Emerge digital collage Bill Evertson
The Eclipse Gallery 50/50/50 exhibition opens Saturday 26th. The exhibit's theme features fifty artists from fifty states working in fifty different mediums. The show highlights the moving and often hard to define differences and intersections of fine art, craft and indie design.
50/50/50 Exhibition Opening Announcement
The show is curated by Sarah Elizabeth Condon who states, "I am interested in the intersection between art, craft and design. This exhibition will not only highlight the importance of all art disciplines but will also stress the importance of all working artists regardless of their location."
My work for this exhibit is a digital collage. "Emerge" was created both on paper and in Photoshop. I combined a series of photographic, scanned and drawn works to produce the piece. A deep sea divers suit I photographed at a maritime museum in Kingston, Ontario, sparked the original idea. I worked with a few other photographs of water and sky to obtain a setting for the divers encounter with the lotus. This is one of my occasional forays into Buddhist inspired art. My friend Ria commented, "love how the lotus flower (?) is reflecting in the man's (woman's ?) visor-wait maybe that's even the other way around,...mmm...from a Buddhist standpoint that 'll get me going on interpreting...;) Emerge...excellent title!"
I was pleased to learn that two artists who's work I follow via their blogs are exhibiting in this show. Jennifer Zoellner, representing Flordia and Corrine Bayraktaroglu from Ohio.
Rag Dolls Mixed media by Jennifer Zoellner
Jennifer Zoellner, who I recently met at the A Book About Death opening in NYC, curated the Chromatophore exhibition of mail art I submitted a piece to. Jennifer's unique rag doll creations for 50/50/50 seem to go beyond simple toys/keepsakes due to their idiosyncratic juxtapositions of textures, fabric and facial expressions. I'm a bit reminded of ritual objects from natural history museums in the way they address a particular culture. In this case our fascination with a folk art icon seen through a pop art lens. (Jennifer - feel free to correct my impressions)
The Prick Who Came to Dinner Embroidery by Corrine Bayraktaroglu

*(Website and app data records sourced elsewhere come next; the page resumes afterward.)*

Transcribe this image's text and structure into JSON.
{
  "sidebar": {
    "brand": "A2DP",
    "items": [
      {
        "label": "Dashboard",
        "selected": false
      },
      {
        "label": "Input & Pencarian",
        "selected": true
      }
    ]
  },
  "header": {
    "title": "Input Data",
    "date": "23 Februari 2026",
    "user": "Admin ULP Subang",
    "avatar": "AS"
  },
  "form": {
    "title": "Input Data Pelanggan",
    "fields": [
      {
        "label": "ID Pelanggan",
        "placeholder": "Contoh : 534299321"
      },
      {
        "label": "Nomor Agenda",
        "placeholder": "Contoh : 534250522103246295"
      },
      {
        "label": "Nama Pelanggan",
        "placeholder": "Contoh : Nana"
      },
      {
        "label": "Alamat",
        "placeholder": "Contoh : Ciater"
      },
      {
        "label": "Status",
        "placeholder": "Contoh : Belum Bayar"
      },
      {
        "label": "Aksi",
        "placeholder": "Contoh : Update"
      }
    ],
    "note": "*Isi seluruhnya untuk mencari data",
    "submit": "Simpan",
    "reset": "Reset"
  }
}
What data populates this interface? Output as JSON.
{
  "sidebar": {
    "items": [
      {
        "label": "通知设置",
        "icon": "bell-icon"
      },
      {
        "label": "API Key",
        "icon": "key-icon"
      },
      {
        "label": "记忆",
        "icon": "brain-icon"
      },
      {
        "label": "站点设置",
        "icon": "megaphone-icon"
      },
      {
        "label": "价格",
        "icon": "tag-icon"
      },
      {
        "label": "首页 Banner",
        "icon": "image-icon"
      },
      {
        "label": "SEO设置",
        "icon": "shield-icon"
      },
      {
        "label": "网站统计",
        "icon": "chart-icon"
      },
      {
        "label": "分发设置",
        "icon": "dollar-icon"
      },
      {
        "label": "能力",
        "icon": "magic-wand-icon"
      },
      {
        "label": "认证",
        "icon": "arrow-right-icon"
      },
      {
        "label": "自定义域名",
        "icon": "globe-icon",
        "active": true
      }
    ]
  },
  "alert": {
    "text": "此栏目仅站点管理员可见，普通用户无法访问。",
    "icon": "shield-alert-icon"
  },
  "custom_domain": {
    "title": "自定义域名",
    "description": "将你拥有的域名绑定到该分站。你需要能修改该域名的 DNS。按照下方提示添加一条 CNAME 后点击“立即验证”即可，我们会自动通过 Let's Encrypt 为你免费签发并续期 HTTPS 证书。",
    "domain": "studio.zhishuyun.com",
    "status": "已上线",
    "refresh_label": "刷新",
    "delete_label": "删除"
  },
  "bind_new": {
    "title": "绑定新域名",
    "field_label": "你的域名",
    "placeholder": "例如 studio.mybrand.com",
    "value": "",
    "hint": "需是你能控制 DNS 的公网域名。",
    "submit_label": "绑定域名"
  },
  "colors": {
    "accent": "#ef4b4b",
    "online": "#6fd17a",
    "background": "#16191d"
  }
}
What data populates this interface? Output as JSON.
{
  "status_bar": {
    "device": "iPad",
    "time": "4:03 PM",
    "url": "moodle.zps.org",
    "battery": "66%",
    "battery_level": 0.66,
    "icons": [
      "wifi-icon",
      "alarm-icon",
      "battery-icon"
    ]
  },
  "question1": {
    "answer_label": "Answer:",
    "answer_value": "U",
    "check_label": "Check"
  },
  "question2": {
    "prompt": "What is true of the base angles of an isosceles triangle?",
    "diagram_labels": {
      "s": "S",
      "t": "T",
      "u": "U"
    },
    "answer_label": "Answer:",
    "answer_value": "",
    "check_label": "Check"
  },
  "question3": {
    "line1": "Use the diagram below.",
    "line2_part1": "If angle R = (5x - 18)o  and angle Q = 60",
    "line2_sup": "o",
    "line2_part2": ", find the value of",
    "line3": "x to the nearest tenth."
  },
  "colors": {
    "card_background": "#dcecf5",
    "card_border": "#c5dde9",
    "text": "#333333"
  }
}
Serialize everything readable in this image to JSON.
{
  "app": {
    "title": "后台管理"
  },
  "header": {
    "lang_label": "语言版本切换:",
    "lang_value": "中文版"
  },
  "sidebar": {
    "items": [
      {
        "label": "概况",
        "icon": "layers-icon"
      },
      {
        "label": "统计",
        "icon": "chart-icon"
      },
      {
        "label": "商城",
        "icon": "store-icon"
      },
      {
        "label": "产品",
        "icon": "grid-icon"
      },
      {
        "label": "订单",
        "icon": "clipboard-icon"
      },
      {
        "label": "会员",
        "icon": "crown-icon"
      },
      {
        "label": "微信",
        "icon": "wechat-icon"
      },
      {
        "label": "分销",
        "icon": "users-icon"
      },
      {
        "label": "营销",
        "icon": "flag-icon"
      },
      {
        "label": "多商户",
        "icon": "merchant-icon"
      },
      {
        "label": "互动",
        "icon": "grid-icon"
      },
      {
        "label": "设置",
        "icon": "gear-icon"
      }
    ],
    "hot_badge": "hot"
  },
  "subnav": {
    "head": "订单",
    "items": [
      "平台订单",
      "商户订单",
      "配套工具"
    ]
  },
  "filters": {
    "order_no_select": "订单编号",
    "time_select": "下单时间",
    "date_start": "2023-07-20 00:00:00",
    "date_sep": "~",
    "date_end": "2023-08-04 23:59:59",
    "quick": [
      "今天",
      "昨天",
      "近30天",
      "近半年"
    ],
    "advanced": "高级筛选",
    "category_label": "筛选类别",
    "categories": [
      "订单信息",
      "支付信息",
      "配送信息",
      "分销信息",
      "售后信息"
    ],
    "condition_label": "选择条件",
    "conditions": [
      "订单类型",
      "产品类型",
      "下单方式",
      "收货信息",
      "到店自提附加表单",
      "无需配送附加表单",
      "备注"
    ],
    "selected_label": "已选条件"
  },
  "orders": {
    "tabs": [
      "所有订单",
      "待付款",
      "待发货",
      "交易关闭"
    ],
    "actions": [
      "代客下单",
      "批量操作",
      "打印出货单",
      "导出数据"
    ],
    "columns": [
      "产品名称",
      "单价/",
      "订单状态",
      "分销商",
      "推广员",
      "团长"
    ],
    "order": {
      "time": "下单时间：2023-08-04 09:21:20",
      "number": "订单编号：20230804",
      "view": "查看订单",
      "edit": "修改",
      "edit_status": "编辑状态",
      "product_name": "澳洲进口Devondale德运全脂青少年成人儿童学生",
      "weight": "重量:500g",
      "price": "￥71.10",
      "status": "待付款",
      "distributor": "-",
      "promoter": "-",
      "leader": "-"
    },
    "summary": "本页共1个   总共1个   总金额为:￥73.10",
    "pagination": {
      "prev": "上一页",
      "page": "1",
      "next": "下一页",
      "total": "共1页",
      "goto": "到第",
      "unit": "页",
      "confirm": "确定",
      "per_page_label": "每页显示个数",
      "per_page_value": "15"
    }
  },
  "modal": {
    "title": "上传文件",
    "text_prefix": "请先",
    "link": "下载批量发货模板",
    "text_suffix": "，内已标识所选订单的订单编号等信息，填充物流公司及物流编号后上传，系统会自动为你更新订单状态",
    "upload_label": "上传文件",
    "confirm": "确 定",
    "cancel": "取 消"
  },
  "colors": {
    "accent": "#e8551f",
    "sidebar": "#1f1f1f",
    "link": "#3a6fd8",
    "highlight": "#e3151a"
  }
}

Corrine Bayraktaroglu, self described on her blog as a Jafa (just another #%!@&*% artist), works in a variety of media including embroidery, painting, knit graffiti and mixed media. Corrine's most recent work is embroidery based. Her piece for this show "The Prick Who Came to Dinner" is Corrine's commentary in thread on a rather rude dinner guest. She has a way with words and there is more to the story. Lately her blog has shared several embroidery translations from her sketchbooks. (the sketchbooks being works of art in their own right)
Part of the Eclipse Gallery's vision is to provide artists working out of the mainstream art hubs a venue for exhibition. One of the ways artists and curators like Sarah Elizabeth are able to connect is because of social networking via blogs and Facebook. Sarah's ability to seek out and curate for Eclipse exhibits via the social media outlets is a continuation of the historically recent advent of alternative artist spaces. Many artists (for a variety of reasons) are not exhibiting in the larger art markets, yet their styles of work lends itself to the more experimental nature of those spaces. Congratulations to Sarah for her hard work launching her gallery and for the courage to take chances on artists working in often hard to define and experimental modes.
Best wishes for the opening of 50/50/50 at the Eclipse Gallery. Reception, September 26 at the gallery located in Algoma, WI and running through Dec. 31st.
MoMA has obtained A Book About Death
In other news: I learned that MoMA has obtained a complete set of the A Book About Death pages. I am completely amazed that somewhere in the depths of that giant establishment of the art world there is room for such an egalitarian project that sprang and grew from the world of artists networking artists. Again, thanks to Matthew Rose for his organization and to Deven Marriner for compiling the pages for MoMA. What would Ray Johnson make of this development? Further reincarnations of the project are already springing up. Bookmark http://abookaboutdeatharchive.blogspot.com for further developments.